It at least executes the joke pretty well. It manages to tie in jokes about both tokusatsu and the theme of food. The Kettler brings in a new monster for each stage, and they’re things like a Teppanyaki grill or a bunch of silverware. The special attacks involve using aonori and agedama. I think the whole soy sauce charge attack is the most amusing. You can even grab an upgrade that lets noodle-guy dual-wield soy sauce bottles. A hero for our sodium-addicted youth.
Dual-wield soy sauce
To add to the appeal, the art is really well done. It’s not a graphical showcase or anything, but the bright visuals and detailed animations are really solid. One of my favorite subtle additions is having UFO Kamen Yakisoban power-up after the third level. Rather than just changing the colors of his sprite, some of his actions change as well. The jump kick, for example, is swapped just to have him throw himself bodily at the enemy.
The music also captures the tokusatsu spirit, if nothing else. It sounds like it’s played on a ballpark organ.
It’s a bit short-lived, however. There are five levels in all, and while this builds up to a showdown with the Kettler, it’s a bit of an anti-climax. There’s no giant robot fight, or even the genre-mandated elevator stage. There’s a decent assortment of enemies for its five levels, but it’s not anything mind-blowing. If I can fault UFO Kamen Yakisoban with one thing, it’s that it doesn’t really do much to surprise you.
Less nutrition than Streets of Rage
But I can fault UFO Kamen Yakisoban with a bunch of things. Its gameplay is quite shallow to begin with, failing to meet the bar set by games like Streets of Rage. There are only up to three enemies on screen at a time. That might be part of the reason there is no co-op, which is a shame on its own. I would have loved to play as Fried Ramen Girl or something similar.

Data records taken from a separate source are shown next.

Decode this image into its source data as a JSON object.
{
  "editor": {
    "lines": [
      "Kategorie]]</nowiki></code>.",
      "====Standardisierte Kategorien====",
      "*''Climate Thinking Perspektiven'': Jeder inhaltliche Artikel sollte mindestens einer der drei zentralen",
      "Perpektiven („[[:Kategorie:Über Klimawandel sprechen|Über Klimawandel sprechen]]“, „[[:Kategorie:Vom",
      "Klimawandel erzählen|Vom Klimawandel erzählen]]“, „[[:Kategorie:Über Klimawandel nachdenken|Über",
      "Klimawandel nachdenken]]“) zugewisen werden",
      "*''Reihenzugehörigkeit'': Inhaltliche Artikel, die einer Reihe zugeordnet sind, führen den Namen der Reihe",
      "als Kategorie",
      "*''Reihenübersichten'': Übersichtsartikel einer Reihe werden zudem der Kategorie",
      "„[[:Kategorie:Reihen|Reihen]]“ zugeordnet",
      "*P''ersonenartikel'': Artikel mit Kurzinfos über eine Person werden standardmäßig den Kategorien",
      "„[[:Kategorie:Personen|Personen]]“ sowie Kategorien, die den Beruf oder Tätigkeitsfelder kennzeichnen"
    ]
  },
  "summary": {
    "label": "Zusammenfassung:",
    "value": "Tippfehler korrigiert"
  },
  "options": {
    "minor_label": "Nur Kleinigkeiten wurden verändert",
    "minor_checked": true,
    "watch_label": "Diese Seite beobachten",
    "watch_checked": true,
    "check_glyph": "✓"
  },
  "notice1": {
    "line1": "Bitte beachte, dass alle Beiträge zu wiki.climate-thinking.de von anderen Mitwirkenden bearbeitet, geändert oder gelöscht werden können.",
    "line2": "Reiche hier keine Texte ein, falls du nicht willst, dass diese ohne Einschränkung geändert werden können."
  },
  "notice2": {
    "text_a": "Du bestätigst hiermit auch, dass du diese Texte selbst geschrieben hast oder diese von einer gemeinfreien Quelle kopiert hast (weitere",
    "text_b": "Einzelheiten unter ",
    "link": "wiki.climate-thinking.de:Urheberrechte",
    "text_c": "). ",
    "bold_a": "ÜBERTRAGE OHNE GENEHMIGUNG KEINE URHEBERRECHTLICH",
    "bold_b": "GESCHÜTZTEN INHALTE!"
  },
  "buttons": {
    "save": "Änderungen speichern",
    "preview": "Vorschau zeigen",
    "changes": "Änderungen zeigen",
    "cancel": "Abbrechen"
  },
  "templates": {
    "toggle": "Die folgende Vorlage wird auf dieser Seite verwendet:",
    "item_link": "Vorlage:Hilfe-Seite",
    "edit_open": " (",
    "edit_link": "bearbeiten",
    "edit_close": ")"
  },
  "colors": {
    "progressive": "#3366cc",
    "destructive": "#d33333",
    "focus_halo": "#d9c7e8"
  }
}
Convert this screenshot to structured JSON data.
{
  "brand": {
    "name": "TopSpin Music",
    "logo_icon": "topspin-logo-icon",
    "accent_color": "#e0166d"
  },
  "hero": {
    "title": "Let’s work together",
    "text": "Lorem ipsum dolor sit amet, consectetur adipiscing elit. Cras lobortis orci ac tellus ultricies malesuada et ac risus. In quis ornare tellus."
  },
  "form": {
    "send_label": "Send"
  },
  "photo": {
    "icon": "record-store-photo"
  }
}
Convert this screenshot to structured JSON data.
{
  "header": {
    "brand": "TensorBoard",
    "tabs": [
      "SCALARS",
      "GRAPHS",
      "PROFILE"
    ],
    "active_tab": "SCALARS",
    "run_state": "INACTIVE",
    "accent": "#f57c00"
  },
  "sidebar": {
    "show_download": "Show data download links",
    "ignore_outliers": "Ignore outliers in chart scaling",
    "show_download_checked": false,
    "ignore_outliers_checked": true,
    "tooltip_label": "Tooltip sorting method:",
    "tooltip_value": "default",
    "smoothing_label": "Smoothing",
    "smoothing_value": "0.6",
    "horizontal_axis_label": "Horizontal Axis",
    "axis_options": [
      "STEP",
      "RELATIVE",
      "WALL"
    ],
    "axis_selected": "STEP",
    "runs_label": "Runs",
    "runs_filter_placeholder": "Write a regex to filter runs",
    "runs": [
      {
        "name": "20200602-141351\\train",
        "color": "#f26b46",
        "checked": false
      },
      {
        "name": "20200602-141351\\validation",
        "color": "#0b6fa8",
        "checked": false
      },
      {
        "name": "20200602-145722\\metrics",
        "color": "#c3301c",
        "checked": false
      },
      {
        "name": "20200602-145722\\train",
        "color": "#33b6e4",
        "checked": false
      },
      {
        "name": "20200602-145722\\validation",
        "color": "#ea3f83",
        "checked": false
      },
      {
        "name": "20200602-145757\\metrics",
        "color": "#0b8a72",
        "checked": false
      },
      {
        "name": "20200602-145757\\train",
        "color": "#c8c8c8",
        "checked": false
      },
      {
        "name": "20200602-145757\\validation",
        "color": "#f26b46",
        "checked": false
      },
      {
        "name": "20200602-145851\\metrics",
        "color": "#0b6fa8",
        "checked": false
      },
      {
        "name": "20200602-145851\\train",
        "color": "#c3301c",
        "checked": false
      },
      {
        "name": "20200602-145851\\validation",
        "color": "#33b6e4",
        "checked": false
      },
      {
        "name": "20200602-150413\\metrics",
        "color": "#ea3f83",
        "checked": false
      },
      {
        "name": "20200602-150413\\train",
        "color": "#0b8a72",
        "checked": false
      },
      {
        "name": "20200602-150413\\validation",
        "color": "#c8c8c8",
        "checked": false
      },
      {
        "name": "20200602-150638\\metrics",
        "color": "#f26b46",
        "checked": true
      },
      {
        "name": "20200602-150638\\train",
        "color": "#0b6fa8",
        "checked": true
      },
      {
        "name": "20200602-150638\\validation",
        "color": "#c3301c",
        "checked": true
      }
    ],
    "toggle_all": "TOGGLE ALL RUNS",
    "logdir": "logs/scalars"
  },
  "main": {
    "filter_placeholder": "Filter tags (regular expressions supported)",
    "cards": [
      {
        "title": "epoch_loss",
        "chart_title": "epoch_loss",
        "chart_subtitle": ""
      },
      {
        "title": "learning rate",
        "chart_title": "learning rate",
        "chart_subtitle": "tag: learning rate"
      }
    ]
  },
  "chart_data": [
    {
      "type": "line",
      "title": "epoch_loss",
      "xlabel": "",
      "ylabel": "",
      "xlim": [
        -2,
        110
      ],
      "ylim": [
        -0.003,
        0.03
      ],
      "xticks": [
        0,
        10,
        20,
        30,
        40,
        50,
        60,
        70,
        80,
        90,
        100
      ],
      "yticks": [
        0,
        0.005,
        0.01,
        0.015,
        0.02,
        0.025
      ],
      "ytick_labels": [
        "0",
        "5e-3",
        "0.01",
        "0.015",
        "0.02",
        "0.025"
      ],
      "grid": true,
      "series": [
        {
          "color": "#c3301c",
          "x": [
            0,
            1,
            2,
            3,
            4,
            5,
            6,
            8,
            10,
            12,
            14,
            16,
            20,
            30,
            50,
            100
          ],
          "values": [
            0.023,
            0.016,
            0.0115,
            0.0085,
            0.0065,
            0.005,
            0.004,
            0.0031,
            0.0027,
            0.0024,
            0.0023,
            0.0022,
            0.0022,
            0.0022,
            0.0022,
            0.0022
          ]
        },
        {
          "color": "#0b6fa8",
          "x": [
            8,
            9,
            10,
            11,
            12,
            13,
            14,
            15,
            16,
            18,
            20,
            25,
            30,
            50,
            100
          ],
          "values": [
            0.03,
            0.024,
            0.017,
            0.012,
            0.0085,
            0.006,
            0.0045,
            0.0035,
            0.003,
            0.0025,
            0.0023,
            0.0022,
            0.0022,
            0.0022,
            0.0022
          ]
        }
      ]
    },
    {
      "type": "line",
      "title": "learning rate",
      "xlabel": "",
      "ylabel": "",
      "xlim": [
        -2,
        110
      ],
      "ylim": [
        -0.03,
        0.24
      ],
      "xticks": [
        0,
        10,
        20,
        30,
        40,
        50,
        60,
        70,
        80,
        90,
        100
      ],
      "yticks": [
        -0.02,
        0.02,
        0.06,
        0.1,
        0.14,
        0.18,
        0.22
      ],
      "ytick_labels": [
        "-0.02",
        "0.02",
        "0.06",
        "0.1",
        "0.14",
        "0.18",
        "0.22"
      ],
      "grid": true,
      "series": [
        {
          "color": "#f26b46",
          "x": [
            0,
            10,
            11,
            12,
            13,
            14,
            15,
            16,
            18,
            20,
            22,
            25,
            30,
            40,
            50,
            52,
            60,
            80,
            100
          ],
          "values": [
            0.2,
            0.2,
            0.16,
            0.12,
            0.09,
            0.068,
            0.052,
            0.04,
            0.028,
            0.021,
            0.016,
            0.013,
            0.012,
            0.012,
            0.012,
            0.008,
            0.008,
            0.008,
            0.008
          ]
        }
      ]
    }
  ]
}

While you can adjust the difficulty to your liking, there’s a dearth of strategy to the whole affair. It gets decent mileage out of its one attack button, but I am strictly anti-monobutton. Give me a kick, at the very least. Definitely let me grab enemies. Beat-em-ups just aren’t the same when I can’t hug all the enemies before suplexing them into concrete.
At the same time, I wouldn’t really call UFO Kamen Yakisoban a bad game. It’s sort of in Yo! Noid territory, where it’s just kind of there. You can play it to have advertisements put into your brain. Does it work? I definitely searched for where I could order some UFO Instant Yakisoba while playing this game.
I thought to myself, “Well, this is okay, but I’d probably be incensed if I paid money for it.” Then it hit me that I did. The cartridge came from somewhere. I bought it. Whoops. I guess my intention is that at least I didn’t pay 1994 money for UFO Kamen Yakisoban. Because it’s fun, but not spend-a-month’s-allowance fun. It’s a decent way to spend an afternoon, but don’t expect to be wishing for a sequel. Although, it’s definitely about time.
Honestly, I really wish it had co-op so I could trick people into playing it with me.